Tuesday, October 25, 2022
9:30 am - 10:30 am

Location: NHB 1.720

Soft materials, such as polymer gels, have long been realized as a potential platform for actuation; however, several challenges have limited their integration into translatable technologies. In particular, soft matter actuators are slow, unable to generate significant power, and typically require external intervention to initiate multiple, sequential actuation events. Here, we describe our efforts to meet these challenges.

We first introduce materials science principles and lessons that we have learned as part of a multi-university team, which takes inspiration from examples in nature including mantis shrimp and trap-jaw ants. These organisms use Latch-Mediated Spring Actuation (LaMSA) to achieve high power, impulsive movements by integrating actuators, elastic elements, and stability-mediating latches. We demonstrate how transient metastable deformations associated with swelling and deswelling of a polymer gel can be exploited to generate mechanical bi-stability, giving rise to multiple, self-repeating, snap-through movements. Second, we describe the use of structural asymmetry to mediate swelling/deswelling processes in order to control the kinematics of mesoscale polymer ribbons. We use this control to form bundled structures that resemble powerful biological actuators, e.g. muscles, and their formation processes open pathways for creating a future generation of materials that have textile-like properties without requiring energy intensive spinning and weaving processes.

Collectively, the strategies and results discussed here provide new insight into how polymer properties can combine with purposeful structural design to achieve complex tasks, which can be used in the development of microscale robots and new adaptable composite materials.

Alfred J. Crosby is a Professor in the Polymer Science & Engineering Department at the University of Massachusetts Amherst and Co-Director of the Center for Evolutionary Materials. Al received his B.S. in Civil Engineering and Applied Mechanics from the University of Virginia and his Ph.D. in Materials Science & Engineering from Northwestern University. He was an NRC Postdoctoral Fellow at NIST from 2000-2002 before joining UMass Amherst in 2002. He has received numerous awards, including being a Fellow of the American Physical Society and the National Academy of Inventors, and his research has been covered extensively in the popular media. He serves on several advisory boards and is the Editor-in-Chief for the Royal Society of Chemistry journal Soft Matter.
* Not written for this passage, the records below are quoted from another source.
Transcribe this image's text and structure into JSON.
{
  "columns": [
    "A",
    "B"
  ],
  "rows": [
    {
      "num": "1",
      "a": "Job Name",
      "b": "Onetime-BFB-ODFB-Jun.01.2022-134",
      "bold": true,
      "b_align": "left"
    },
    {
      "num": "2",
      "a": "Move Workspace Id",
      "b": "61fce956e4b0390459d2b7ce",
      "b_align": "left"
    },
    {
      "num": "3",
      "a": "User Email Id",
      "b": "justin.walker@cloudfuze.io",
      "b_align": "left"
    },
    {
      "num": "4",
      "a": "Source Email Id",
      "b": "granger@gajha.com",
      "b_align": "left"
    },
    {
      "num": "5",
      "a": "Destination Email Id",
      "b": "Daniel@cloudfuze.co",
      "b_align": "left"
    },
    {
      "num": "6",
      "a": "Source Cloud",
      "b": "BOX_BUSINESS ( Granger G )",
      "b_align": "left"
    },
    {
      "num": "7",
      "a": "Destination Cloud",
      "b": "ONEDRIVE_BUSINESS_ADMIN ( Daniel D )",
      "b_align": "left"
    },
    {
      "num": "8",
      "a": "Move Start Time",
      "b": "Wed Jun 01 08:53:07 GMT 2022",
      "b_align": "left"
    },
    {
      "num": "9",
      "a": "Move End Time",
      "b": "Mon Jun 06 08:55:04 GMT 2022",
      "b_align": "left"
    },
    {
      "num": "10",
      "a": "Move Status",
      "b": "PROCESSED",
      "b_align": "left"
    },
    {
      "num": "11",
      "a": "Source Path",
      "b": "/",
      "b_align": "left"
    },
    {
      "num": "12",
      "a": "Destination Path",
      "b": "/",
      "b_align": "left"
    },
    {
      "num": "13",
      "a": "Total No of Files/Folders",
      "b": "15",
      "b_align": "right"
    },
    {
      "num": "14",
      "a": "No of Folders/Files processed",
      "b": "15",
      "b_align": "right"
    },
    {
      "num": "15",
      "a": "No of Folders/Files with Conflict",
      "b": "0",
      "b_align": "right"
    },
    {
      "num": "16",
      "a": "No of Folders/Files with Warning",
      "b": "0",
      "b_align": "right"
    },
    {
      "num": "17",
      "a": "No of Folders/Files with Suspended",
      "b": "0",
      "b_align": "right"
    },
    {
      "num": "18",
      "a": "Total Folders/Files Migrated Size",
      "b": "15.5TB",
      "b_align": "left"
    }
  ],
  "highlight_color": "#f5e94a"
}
https://geckskin.umass.edu/

Speaker: Dr. Alfred Crosby, University of Massachusetts Amherst